START INPUT RECORDS

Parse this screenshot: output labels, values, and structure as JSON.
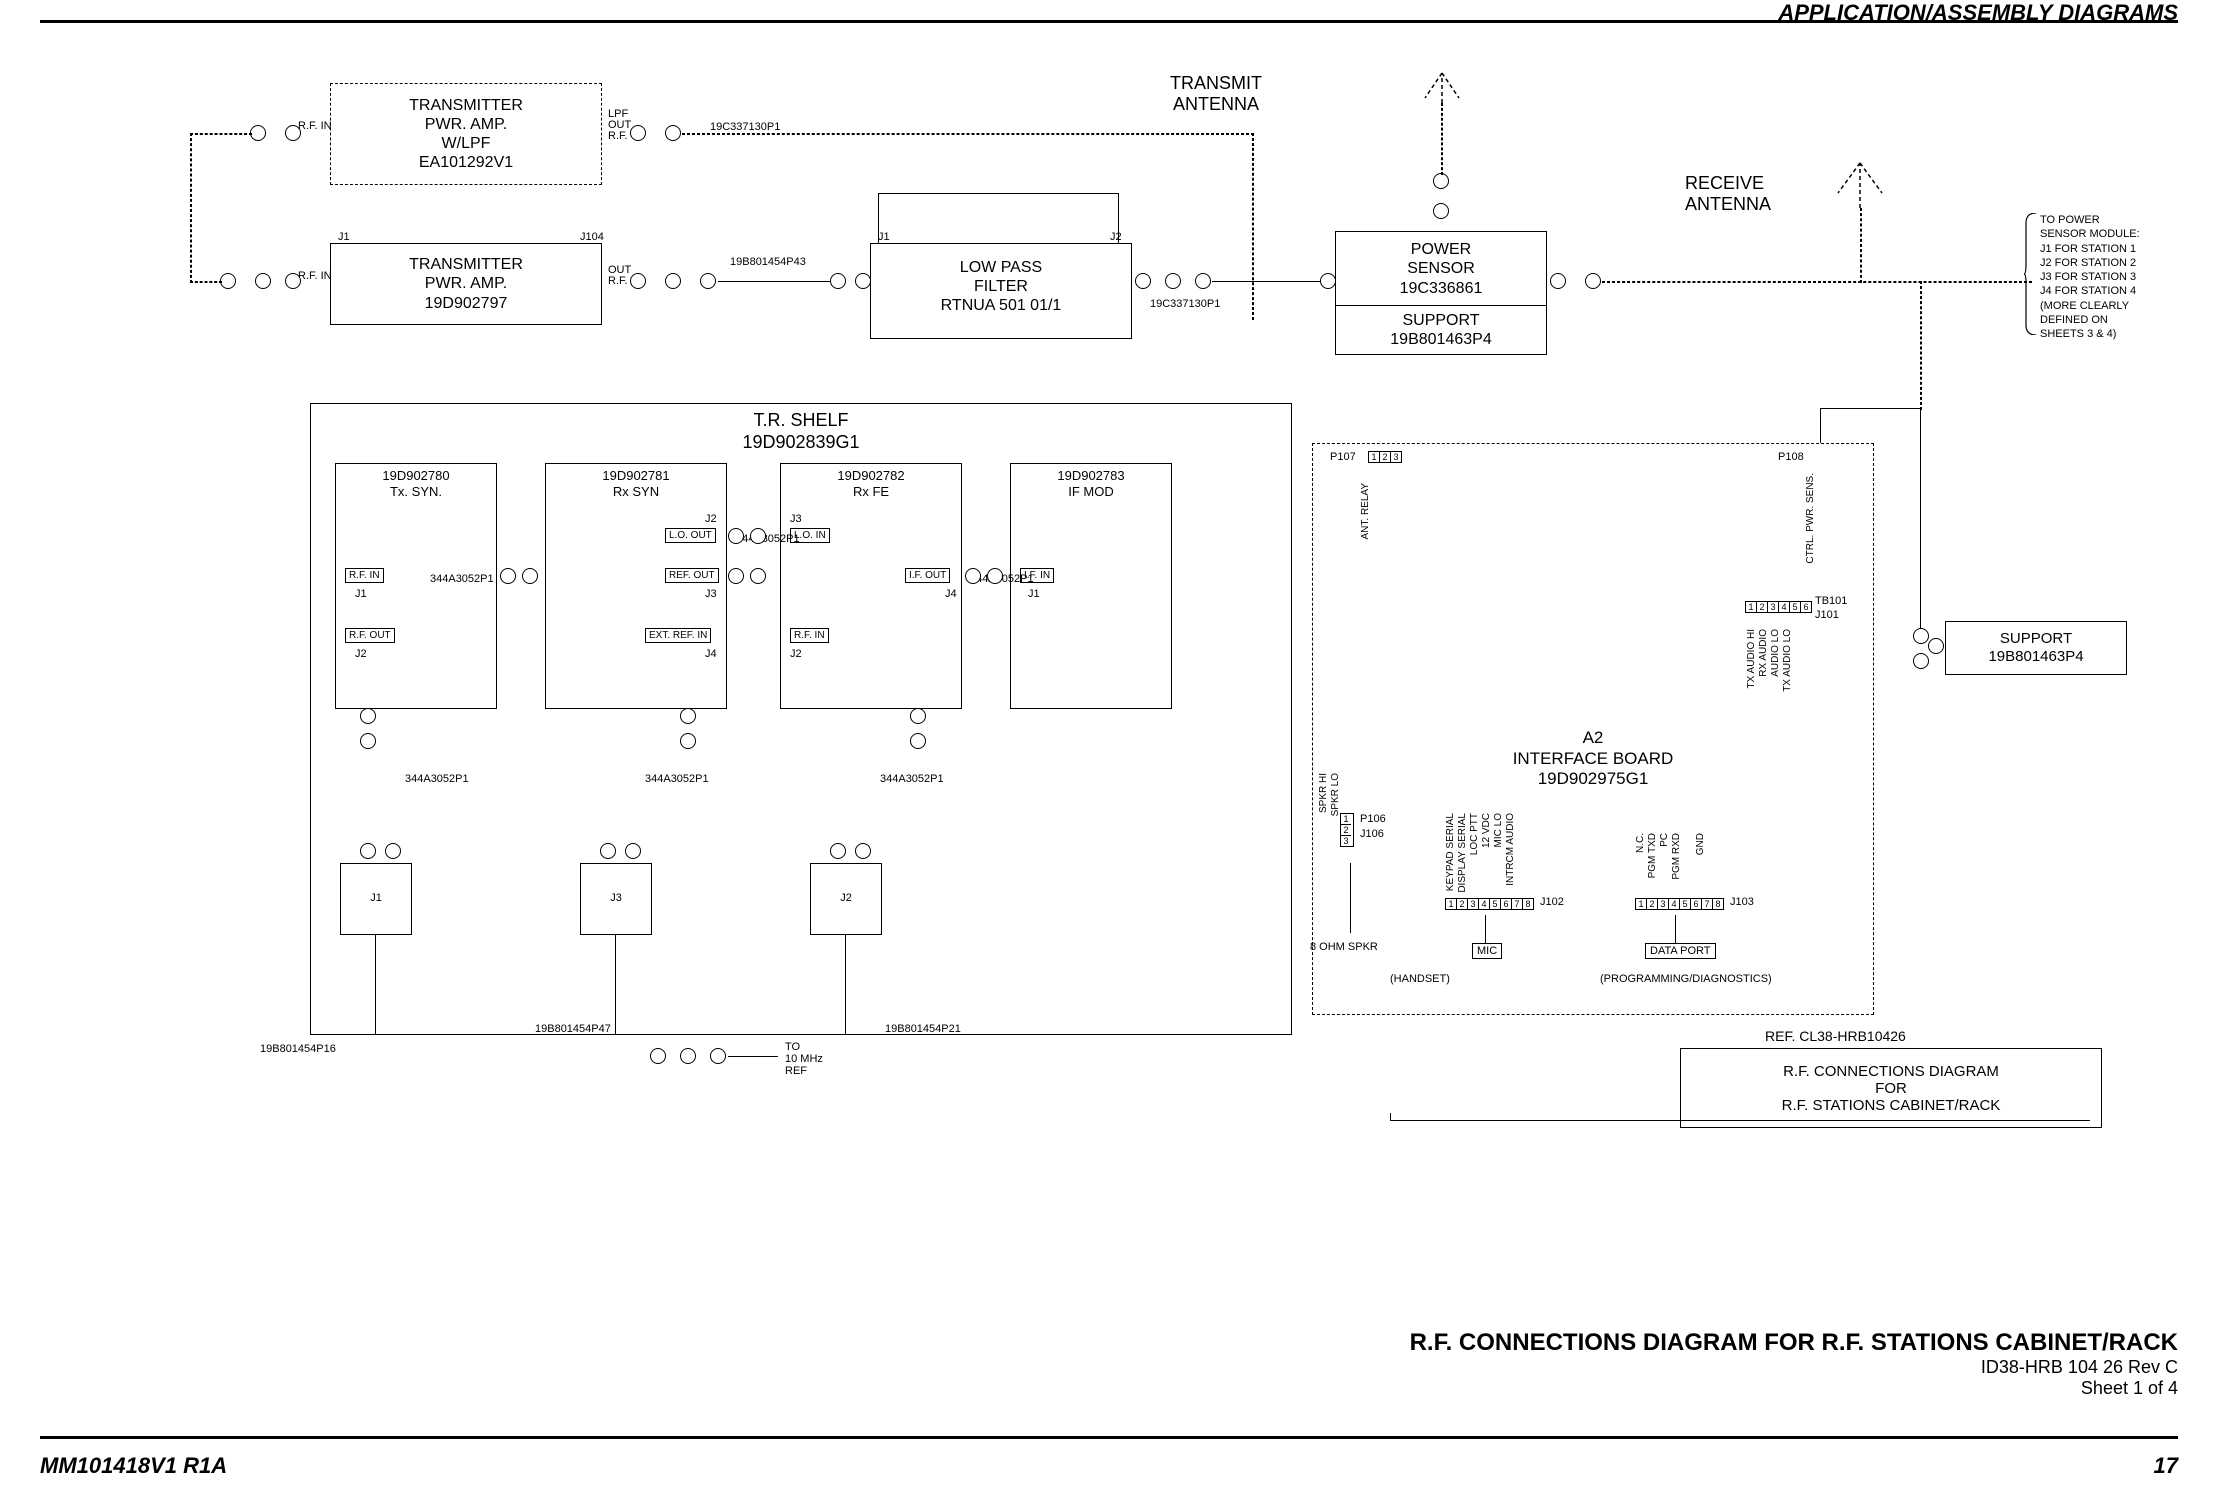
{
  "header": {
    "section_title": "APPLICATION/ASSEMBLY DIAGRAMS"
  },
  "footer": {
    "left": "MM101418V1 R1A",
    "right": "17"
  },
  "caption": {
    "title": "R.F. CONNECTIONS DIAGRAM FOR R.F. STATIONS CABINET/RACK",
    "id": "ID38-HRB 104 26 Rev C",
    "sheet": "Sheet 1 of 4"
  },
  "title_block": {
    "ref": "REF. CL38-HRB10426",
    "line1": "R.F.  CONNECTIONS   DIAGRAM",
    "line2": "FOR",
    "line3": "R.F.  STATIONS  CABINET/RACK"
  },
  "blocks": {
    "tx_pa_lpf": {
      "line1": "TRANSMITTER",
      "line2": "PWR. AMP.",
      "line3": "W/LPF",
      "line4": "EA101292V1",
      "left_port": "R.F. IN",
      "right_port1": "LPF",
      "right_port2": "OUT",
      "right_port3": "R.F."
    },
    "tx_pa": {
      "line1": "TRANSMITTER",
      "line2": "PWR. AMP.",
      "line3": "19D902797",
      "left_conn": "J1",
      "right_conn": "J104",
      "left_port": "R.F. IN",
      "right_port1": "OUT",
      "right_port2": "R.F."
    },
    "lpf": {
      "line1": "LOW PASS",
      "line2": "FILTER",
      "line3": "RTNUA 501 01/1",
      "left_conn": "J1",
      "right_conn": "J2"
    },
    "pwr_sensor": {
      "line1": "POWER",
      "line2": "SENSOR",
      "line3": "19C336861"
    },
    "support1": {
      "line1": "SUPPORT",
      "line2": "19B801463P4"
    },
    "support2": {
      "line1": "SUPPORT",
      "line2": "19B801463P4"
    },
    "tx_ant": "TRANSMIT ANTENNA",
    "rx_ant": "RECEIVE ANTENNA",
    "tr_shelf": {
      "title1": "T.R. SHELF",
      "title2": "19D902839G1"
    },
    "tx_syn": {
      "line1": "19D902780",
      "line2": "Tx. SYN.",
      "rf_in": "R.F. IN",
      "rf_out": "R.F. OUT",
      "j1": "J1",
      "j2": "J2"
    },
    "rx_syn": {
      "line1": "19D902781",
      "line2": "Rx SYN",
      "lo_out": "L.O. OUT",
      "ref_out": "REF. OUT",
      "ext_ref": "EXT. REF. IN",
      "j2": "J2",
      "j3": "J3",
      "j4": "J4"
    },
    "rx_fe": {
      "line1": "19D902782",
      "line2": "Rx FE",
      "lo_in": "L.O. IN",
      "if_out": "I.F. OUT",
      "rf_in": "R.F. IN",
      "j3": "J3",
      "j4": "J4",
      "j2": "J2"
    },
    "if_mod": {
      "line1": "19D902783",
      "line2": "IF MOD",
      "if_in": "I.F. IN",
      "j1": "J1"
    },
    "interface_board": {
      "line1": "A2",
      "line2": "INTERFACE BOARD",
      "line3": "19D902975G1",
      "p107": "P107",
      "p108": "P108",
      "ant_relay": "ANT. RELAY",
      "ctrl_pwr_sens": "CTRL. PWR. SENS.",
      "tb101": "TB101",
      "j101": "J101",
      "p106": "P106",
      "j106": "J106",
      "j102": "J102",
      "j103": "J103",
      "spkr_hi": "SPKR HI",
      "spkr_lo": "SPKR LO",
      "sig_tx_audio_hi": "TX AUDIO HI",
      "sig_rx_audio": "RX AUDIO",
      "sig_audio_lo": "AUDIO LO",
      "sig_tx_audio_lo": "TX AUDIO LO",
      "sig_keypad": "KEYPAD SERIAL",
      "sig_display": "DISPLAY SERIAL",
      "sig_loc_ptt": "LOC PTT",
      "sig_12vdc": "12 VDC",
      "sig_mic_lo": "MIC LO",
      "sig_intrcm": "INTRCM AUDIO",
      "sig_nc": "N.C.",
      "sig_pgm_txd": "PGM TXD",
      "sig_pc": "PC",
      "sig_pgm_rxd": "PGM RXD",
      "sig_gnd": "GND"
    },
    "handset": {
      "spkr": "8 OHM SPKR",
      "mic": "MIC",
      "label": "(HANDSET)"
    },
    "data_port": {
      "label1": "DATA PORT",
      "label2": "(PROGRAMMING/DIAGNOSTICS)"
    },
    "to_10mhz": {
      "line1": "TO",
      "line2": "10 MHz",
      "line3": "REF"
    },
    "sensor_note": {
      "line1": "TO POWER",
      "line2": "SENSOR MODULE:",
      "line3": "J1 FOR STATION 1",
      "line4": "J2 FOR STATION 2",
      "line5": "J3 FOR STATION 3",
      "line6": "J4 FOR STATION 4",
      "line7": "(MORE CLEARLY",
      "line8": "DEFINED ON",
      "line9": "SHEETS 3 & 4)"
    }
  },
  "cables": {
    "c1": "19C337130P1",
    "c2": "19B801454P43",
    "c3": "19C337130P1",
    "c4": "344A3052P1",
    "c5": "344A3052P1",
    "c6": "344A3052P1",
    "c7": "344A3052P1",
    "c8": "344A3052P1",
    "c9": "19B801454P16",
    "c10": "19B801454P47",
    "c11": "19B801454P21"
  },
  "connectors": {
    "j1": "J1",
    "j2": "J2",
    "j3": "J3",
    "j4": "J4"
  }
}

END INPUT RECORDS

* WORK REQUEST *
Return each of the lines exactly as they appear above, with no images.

* REPLY TO THE EXERCISE *
Parse this screenshot: output labels, values, and structure as JSON.
{
  "header": {
    "section_title": "APPLICATION/ASSEMBLY DIAGRAMS"
  },
  "footer": {
    "left": "MM101418V1 R1A",
    "right": "17"
  },
  "caption": {
    "title": "R.F. CONNECTIONS DIAGRAM FOR R.F. STATIONS CABINET/RACK",
    "id": "ID38-HRB 104 26 Rev C",
    "sheet": "Sheet 1 of 4"
  },
  "title_block": {
    "ref": "REF. CL38-HRB10426",
    "line1": "R.F.  CONNECTIONS   DIAGRAM",
    "line2": "FOR",
    "line3": "R.F.  STATIONS  CABINET/RACK"
  },
  "blocks": {
    "tx_pa_lpf": {
      "line1": "TRANSMITTER",
      "line2": "PWR. AMP.",
      "line3": "W/LPF",
      "line4": "EA101292V1",
      "left_port": "R.F. IN",
      "right_port1": "LPF",
      "right_port2": "OUT",
      "right_port3": "R.F."
    },
    "tx_pa": {
      "line1": "TRANSMITTER",
      "line2": "PWR. AMP.",
      "line3": "19D902797",
      "left_conn": "J1",
      "right_conn": "J104",
      "left_port": "R.F. IN",
      "right_port1": "OUT",
      "right_port2": "R.F."
    },
    "lpf": {
      "line1": "LOW PASS",
      "line2": "FILTER",
      "line3": "RTNUA 501 01/1",
      "left_conn": "J1",
      "right_conn": "J2"
    },
    "pwr_sensor": {
      "line1": "POWER",
      "line2": "SENSOR",
      "line3": "19C336861"
    },
    "support1": {
      "line1": "SUPPORT",
      "line2": "19B801463P4"
    },
    "support2": {
      "line1": "SUPPORT",
      "line2": "19B801463P4"
    },
    "tx_ant": "TRANSMIT ANTENNA",
    "rx_ant": "RECEIVE ANTENNA",
    "tr_shelf": {
      "title1": "T.R. SHELF",
      "title2": "19D902839G1"
    },
    "tx_syn": {
      "line1": "19D902780",
      "line2": "Tx. SYN.",
      "rf_in": "R.F. IN",
      "rf_out": "R.F. OUT",
      "j1": "J1",
      "j2": "J2"
    },
    "rx_syn": {
      "line1": "19D902781",
      "line2": "Rx SYN",
      "lo_out": "L.O. OUT",
      "ref_out": "REF. OUT",
      "ext_ref": "EXT. REF. IN",
      "j2": "J2",
      "j3": "J3",
      "j4": "J4"
    },
    "rx_fe": {
      "line1": "19D902782",
      "line2": "Rx FE",
      "lo_in": "L.O. IN",
      "if_out": "I.F. OUT",
      "rf_in": "R.F. IN",
      "j3": "J3",
      "j4": "J4",
      "j2": "J2"
    },
    "if_mod": {
      "line1": "19D902783",
      "line2": "IF MOD",
      "if_in": "I.F. IN",
      "j1": "J1"
    },
    "interface_board": {
      "line1": "A2",
      "line2": "INTERFACE BOARD",
      "line3": "19D902975G1",
      "p107": "P107",
      "p108": "P108",
      "ant_relay": "ANT. RELAY",
      "ctrl_pwr_sens": "CTRL. PWR. SENS.",
      "tb101": "TB101",
      "j101": "J101",
      "p106": "P106",
      "j106": "J106",
      "j102": "J102",
      "j103": "J103",
      "spkr_hi": "SPKR HI",
      "spkr_lo": "SPKR LO",
      "sig_tx_audio_hi": "TX AUDIO HI",
      "sig_rx_audio": "RX AUDIO",
      "sig_audio_lo": "AUDIO LO",
      "sig_tx_audio_lo": "TX AUDIO LO",
      "sig_keypad": "KEYPAD SERIAL",
      "sig_display": "DISPLAY SERIAL",
      "sig_loc_ptt": "LOC PTT",
      "sig_12vdc": "12 VDC",
      "sig_mic_lo": "MIC LO",
      "sig_intrcm": "INTRCM AUDIO",
      "sig_nc": "N.C.",
      "sig_pgm_txd": "PGM TXD",
      "sig_pc": "PC",
      "sig_pgm_rxd": "PGM RXD",
      "sig_gnd": "GND"
    },
    "handset": {
      "spkr": "8 OHM SPKR",
      "mic": "MIC",
      "label": "(HANDSET)"
    },
    "data_port": {
      "label1": "DATA PORT",
      "label2": "(PROGRAMMING/DIAGNOSTICS)"
    },
    "to_10mhz": {
      "line1": "TO",
      "line2": "10 MHz",
      "line3": "REF"
    },
    "sensor_note": {
      "line1": "TO POWER",
      "line2": "SENSOR MODULE:",
      "line3": "J1 FOR STATION 1",
      "line4": "J2 FOR STATION 2",
      "line5": "J3 FOR STATION 3",
      "line6": "J4 FOR STATION 4",
      "line7": "(MORE CLEARLY",
      "line8": "DEFINED ON",
      "line9": "SHEETS 3 & 4)"
    }
  },
  "cables": {
    "c1": "19C337130P1",
    "c2": "19B801454P43",
    "c3": "19C337130P1",
    "c4": "344A3052P1",
    "c5": "344A3052P1",
    "c6": "344A3052P1",
    "c7": "344A3052P1",
    "c8": "344A3052P1",
    "c9": "19B801454P16",
    "c10": "19B801454P47",
    "c11": "19B801454P21"
  },
  "connectors": {
    "j1": "J1",
    "j2": "J2",
    "j3": "J3",
    "j4": "J4"
  }
}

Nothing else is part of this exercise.